Referencing – new guide and software options
26 Feb 2103 – latest version on Referencing – new citation guide
The guide provides a brief introduction to referencing: both citing references to others’ work within the text of your assignment/thesis/paper, and compiling an accurate list of references.
The Harvard system (Harvard style) is based on Author – Date information in the text with a list of references at the end in alphabetical order. However, it does allow for some variation in the detailed formatting. For example:
A) Pears, R. and Shields, G. (2010) Cite them right: the essential referencing guide. 8th edn. Basingstoke: Palgrave Macmillan.
B) FISHER, D., and HANSTOCK, T., 1998. Citing references: a guide for students. Blackwell.
The guide chooses A because all Manchester Business School course handbooks use uppercase and lowercase for authors’ names, rather than all uppercase (and an unscientific survey of descriptions of Harvard referencing had most with the publication year in brackets).
It is much, much easier to do the references in any assignment/paper/thesis if you keep a record of your related reading as you go along. There are a number of options for reference management:
- Manual (e.g. Word) - Simply create yourself a “my references” document, and as you read a paper/book/… add all the necessary reference information. When writing do your referencing by hand: cutting and pasteing from your references document as appropriate.

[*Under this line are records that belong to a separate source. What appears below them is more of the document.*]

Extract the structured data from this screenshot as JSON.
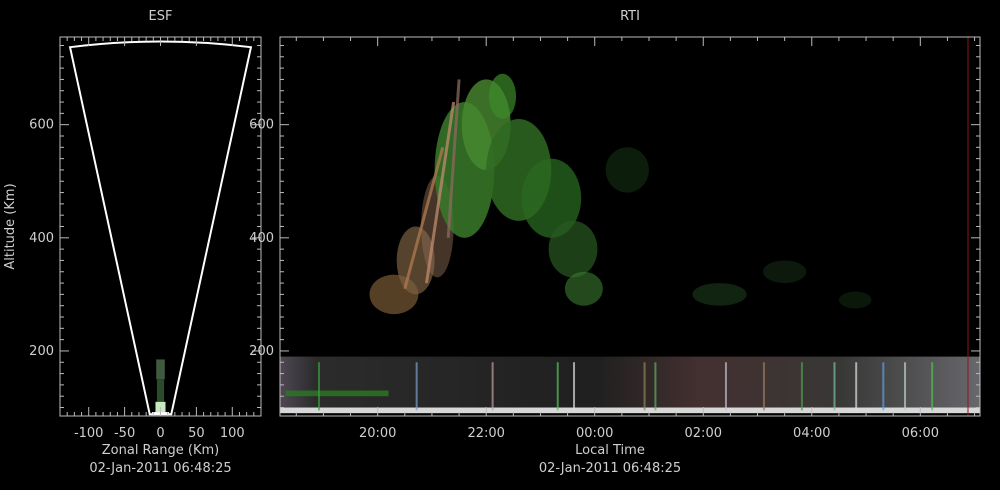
{
  "chart_data": [
    {
      "type": "scatter",
      "title": "ESF",
      "xlabel": "Zonal Range (Km)",
      "ylabel": "Altitude (Km)",
      "timestamp": "02-Jan-2011 06:48:25",
      "xlim": [
        -140,
        140
      ],
      "ylim": [
        85,
        755
      ],
      "x_ticks": [
        {
          "value": -100,
          "label": "-100"
        },
        {
          "value": -50,
          "label": "-50"
        },
        {
          "value": 0,
          "label": "0"
        },
        {
          "value": 50,
          "label": "50"
        },
        {
          "value": 100,
          "label": "100"
        }
      ],
      "y_ticks": [
        {
          "value": 200,
          "label": "200"
        },
        {
          "value": 400,
          "label": "400"
        },
        {
          "value": 600,
          "label": "600"
        }
      ],
      "beam_sector": {
        "apex_left": [
          -15,
          88
        ],
        "apex_right": [
          15,
          88
        ],
        "top_left": [
          -126,
          737
        ],
        "top_right": [
          126,
          737
        ],
        "arc_top": 747
      }
    },
    {
      "type": "heatmap",
      "title": "RTI",
      "xlabel": "Local Time",
      "timestamp": "02-Jan-2011 06:48:25",
      "xlim_hours": [
        18.2,
        31.1
      ],
      "ylim": [
        85,
        755
      ],
      "x_ticks": [
        {
          "value": 20,
          "label": "20:00"
        },
        {
          "value": 22,
          "label": "22:00"
        },
        {
          "value": 24,
          "label": "00:00"
        },
        {
          "value": 26,
          "label": "02:00"
        },
        {
          "value": 28,
          "label": "04:00"
        },
        {
          "value": 30,
          "label": "06:00"
        }
      ],
      "y_ticks": [
        {
          "value": 200,
          "label": "200"
        },
        {
          "value": 400,
          "label": "400"
        },
        {
          "value": 600,
          "label": "600"
        }
      ]
    }
  ]
}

- EndNote – A sophisticated reference management system, available on all University of Manchester cluster PCs and supported by Library training sessions. ( JRUL EndNote Page, Endnote FAQs ) However you have to buy a personal copy to use on your own laptop (academic discount available).
- EndNote Web – Free to University of Manchester staff and students with our site licence for EndNote. (JRUL EndNote Web Page, EndNote Web FAQs) Well worth a try before buying your own personal copy of EndNote.
- Zotero – Free reference management software: originally a Mozilla Firefox browser plugin but now also available in a stand-alone version. Well regarded – for example Cambridge Business School library’s recent post Zotero: a new dawn for referencing
- Mendeley – Free reference management software like Zotero – adopts support for collaboration as its unique selling point.
If you have a small number of references it is relatively easy to do your referencing manually. However using reference management software can be a big help in getting your references organised and making it easy to produce a consistent professional set of references like you see in academic texts and journal articles.